• **Exercise**: Look through the material below. Copy every line with the string "reply" in it.

• **Provided data**:
########

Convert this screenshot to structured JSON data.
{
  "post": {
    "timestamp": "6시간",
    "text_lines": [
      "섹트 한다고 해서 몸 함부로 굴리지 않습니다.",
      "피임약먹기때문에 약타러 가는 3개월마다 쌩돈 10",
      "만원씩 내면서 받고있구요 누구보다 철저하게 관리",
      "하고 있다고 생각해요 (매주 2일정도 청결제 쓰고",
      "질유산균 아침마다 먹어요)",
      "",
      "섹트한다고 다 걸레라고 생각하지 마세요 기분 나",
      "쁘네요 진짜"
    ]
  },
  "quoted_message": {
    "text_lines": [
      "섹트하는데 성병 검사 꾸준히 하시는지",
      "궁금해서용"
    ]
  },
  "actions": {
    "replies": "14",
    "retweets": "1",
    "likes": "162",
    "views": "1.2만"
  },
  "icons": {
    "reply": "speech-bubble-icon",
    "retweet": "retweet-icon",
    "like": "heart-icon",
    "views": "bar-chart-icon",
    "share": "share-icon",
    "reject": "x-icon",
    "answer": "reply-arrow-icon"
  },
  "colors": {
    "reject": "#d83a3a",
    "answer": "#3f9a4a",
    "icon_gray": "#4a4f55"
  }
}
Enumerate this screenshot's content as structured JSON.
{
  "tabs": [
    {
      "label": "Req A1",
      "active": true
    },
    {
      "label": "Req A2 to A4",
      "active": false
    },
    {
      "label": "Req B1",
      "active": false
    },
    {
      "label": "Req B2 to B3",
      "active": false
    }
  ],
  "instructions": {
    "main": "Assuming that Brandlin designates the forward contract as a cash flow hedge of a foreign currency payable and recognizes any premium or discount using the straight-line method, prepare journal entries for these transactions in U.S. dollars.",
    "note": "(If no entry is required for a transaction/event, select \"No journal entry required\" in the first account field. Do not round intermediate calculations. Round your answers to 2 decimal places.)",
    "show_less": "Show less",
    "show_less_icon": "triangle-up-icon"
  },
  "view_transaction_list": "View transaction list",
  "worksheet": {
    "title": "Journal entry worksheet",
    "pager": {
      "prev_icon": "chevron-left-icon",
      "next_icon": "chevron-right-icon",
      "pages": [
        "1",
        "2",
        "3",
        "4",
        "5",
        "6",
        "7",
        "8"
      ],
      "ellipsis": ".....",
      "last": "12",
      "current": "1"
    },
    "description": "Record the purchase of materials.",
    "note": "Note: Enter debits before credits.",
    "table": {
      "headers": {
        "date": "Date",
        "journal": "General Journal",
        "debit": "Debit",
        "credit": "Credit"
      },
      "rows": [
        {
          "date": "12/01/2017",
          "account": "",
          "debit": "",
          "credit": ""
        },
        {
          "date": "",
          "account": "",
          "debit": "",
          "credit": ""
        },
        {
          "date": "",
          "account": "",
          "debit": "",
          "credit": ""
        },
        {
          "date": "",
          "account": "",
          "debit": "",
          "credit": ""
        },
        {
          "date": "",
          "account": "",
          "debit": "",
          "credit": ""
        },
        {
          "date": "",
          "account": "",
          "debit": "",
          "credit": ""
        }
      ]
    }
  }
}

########

• **Solution below**:
    "reply": "speech-bubble-icon",
    "answer": "reply-arrow-icon"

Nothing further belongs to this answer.